Eye Pea (label)
12 October 2018 (released)
02 October 2018
This album brings two things together that I have loved for years.
Ian Parker is a young British guitarist, part of the same generation as Aynsley Lister, Jon Amor & Danny Bryant, who I first discovered around fifteen years ago. His style is very individual and he has an emotional element to his guitar and especially his singing that can leave an audience in both tears and raptures. He is also an excellent songwriter and the majority of his material has been self-written although he has always featured the occasional cover in his set.
Willie Dixon is probably the greatest of the Mississippi & Chicago Blues musicians. He wrote the songs that have formed the backbone of the Blues from 1939 to his death in 1992. This was a man who wrote, produced and performed for and with Muddy Waters, Howlin’ Wolf, Sonny Boy Williamson, Bo Diddley, Buddy Guy – the list goes on and on. This man was Blues royalty of the first water and his songs are the ones you heard being ripped off by Led Zeppelin, Cream and the Rolling Stones for years.
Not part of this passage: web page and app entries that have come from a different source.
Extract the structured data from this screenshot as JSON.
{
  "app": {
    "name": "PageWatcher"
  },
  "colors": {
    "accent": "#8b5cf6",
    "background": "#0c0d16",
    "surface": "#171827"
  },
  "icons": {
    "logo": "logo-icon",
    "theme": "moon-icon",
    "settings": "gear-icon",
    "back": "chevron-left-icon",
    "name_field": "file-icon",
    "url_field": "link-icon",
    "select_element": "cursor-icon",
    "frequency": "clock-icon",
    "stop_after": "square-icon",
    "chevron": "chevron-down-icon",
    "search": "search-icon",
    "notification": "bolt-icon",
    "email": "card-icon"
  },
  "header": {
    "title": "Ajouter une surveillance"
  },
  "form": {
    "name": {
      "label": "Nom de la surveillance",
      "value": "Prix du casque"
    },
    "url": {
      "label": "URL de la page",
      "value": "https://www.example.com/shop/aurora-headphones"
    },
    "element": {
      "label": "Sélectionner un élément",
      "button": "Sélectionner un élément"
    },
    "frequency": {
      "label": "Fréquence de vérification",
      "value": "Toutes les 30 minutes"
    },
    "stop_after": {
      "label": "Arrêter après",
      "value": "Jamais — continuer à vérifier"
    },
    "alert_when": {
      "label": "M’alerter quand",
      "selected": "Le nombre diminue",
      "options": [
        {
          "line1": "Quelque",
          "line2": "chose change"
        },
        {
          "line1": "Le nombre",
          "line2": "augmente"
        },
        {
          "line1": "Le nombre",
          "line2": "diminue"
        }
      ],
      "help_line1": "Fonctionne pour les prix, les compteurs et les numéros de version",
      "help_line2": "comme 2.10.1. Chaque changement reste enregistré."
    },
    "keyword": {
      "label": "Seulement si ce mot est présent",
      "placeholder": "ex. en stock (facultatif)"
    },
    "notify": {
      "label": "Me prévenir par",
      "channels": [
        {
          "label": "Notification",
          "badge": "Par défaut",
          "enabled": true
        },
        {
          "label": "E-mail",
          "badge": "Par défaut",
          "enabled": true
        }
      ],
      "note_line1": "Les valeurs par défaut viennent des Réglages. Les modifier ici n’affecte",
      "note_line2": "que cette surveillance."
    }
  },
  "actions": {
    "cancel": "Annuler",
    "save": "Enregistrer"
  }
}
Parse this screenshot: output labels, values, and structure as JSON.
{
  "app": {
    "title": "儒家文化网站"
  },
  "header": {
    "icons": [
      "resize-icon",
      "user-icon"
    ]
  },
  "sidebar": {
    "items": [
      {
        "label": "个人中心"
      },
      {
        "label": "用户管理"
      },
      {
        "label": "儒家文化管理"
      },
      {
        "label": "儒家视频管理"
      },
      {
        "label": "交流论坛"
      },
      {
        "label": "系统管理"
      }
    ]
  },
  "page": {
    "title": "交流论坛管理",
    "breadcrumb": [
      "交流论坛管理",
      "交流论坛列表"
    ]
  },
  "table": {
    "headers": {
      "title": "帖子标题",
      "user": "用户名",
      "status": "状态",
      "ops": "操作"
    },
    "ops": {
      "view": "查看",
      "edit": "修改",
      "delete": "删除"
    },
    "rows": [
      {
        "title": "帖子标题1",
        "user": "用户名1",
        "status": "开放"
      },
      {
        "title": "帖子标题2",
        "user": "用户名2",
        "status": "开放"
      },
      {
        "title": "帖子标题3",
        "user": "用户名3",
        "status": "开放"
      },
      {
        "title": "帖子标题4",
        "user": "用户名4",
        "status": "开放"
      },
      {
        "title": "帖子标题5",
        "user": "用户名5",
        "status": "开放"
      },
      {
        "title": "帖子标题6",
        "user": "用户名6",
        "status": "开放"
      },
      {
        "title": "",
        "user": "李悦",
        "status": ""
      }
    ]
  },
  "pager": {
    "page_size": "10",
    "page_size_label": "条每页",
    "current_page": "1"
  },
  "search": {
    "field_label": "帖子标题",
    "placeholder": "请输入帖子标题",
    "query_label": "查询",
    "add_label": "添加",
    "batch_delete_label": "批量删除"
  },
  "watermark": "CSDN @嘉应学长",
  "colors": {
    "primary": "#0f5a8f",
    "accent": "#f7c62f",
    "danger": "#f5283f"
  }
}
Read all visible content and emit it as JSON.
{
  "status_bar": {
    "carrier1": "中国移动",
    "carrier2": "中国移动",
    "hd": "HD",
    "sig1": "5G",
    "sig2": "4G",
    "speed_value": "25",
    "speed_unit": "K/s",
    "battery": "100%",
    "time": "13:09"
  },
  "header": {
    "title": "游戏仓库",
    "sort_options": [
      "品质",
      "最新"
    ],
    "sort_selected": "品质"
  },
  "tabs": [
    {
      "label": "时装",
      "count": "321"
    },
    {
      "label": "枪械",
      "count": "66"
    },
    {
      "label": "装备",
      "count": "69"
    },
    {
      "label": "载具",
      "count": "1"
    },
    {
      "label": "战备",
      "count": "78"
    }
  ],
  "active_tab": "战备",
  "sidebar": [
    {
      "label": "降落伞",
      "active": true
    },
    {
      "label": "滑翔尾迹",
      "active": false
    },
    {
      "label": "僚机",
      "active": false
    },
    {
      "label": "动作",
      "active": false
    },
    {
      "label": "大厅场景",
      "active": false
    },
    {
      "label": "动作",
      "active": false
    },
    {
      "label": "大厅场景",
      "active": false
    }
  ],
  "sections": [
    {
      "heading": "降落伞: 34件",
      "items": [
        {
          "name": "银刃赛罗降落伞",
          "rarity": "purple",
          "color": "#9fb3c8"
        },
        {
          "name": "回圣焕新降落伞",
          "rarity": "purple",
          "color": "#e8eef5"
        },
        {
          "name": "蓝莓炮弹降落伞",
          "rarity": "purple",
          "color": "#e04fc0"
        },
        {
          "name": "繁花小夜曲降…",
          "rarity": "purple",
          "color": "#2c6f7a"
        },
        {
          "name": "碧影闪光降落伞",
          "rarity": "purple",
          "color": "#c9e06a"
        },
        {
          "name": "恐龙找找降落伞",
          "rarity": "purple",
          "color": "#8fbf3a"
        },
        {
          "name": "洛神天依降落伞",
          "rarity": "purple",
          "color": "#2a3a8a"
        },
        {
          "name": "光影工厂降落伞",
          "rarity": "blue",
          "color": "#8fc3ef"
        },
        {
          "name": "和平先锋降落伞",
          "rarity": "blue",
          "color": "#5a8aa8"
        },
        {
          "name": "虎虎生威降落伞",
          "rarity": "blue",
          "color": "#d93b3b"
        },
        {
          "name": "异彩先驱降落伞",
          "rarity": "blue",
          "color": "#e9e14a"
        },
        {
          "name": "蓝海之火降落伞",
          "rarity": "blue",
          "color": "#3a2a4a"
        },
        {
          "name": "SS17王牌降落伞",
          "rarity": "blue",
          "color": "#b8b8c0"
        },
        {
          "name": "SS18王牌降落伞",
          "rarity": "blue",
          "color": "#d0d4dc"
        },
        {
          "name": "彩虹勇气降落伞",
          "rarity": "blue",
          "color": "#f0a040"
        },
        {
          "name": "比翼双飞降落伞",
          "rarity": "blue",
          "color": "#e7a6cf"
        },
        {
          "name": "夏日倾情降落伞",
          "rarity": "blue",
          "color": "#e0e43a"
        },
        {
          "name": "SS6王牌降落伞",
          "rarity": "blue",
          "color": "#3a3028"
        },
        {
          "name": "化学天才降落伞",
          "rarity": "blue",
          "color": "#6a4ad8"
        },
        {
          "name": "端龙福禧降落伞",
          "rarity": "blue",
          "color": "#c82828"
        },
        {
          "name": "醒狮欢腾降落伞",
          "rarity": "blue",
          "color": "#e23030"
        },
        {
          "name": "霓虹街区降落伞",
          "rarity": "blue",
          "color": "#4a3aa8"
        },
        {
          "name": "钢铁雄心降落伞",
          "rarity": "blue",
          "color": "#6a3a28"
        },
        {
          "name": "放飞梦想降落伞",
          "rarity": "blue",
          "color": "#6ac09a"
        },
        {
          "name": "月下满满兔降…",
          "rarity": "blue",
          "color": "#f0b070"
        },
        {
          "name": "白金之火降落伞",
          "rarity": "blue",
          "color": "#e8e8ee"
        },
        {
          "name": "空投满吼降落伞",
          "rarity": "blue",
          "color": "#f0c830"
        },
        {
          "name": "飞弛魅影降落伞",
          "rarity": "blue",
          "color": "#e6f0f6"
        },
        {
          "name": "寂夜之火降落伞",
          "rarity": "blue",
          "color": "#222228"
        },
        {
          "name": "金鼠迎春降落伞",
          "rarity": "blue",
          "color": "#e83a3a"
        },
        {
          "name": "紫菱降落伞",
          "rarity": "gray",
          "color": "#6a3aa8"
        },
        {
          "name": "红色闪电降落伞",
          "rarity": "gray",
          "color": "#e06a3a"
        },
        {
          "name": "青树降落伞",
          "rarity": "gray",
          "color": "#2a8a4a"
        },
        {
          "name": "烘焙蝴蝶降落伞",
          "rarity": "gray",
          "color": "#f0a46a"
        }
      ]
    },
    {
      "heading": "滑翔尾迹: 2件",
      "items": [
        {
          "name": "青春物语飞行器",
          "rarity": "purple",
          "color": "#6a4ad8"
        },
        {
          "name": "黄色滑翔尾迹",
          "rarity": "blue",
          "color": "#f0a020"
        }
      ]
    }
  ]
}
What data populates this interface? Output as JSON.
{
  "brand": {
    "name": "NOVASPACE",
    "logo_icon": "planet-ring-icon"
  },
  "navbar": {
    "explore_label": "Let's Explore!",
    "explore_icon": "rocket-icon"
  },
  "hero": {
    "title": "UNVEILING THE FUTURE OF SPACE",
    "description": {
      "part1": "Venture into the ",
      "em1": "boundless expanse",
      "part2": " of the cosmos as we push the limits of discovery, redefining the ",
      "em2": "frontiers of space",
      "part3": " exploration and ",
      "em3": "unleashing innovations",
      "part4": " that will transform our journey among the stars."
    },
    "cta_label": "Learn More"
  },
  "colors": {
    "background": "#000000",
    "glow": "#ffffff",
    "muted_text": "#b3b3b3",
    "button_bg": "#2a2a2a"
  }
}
They are also the songs that every sub-par Blues outfit plays to death to try and get a foothold in the scene.
Parker recorded the album virtually 'live' as a tribute to Dixon and I was more than a little intrigued to hear what he would bring to these classics. In the end he brought a whole lot of Ian Parker to the songs while leaving them intact so that they didn’t just pay homage but showed just how relevant and exciting Willie Dixon’s music is in 2018. The band includes his old keyboards player Morg Morgan and was mixed by Wayne Proctor and Steve Wright Of House Of Tone.
The album consists of 10 tracks and you might well be amazed at the variety of styles and messages he brings through the music.
His version of ‘I Just Want To Make Love To You’ is slow, deliberate, brimming with inner power and the slide solo there screams and howls in a way that sent shivers up my back. I have probably heard it a hundred times and this really hit a chilling mark.
‘Evil’ is big and growls with a massive riff while Parker’s vocals work with Morg Morgan’s organ and piano before leading into a brilliant guitar solo.
I love his version of ‘Spoonful’ – very deliberate and really catching the groove that brought Howlin’ Wolf to record it originally. I really wondered how he would make it different to Muddy Waters, Bo Diddley, Shadows of Knight, Dion, Paul Butterfield, Cream, Canned Heat, Grateful Dead, Ten Years After, The Who, Etta James, Delbert McClinton, Allman Joys, Gil Evans but he manages it and it’s a great way to close the album.
The version of ‘My Love Will Never Die’ is brilliant. Always a heartfelt ballad, Parker imbues it with the sound of a voice crying in the wilderness and his guitar creates little teardrops of emotion over Morgan’s Hammond. His vocal on the track suggests that he may be the great lost British soul singer.
One of my personal favourites for years has been ‘The Seventh Son’ and he carries it off with a voodoo touch, packing more into 2 and half minutes than most do in 10.
Every track gets its own treatment and he avoids any of the usual clichés in putting together a true tribute to Willie Dixon. This will not be leaving my decks anytime soon.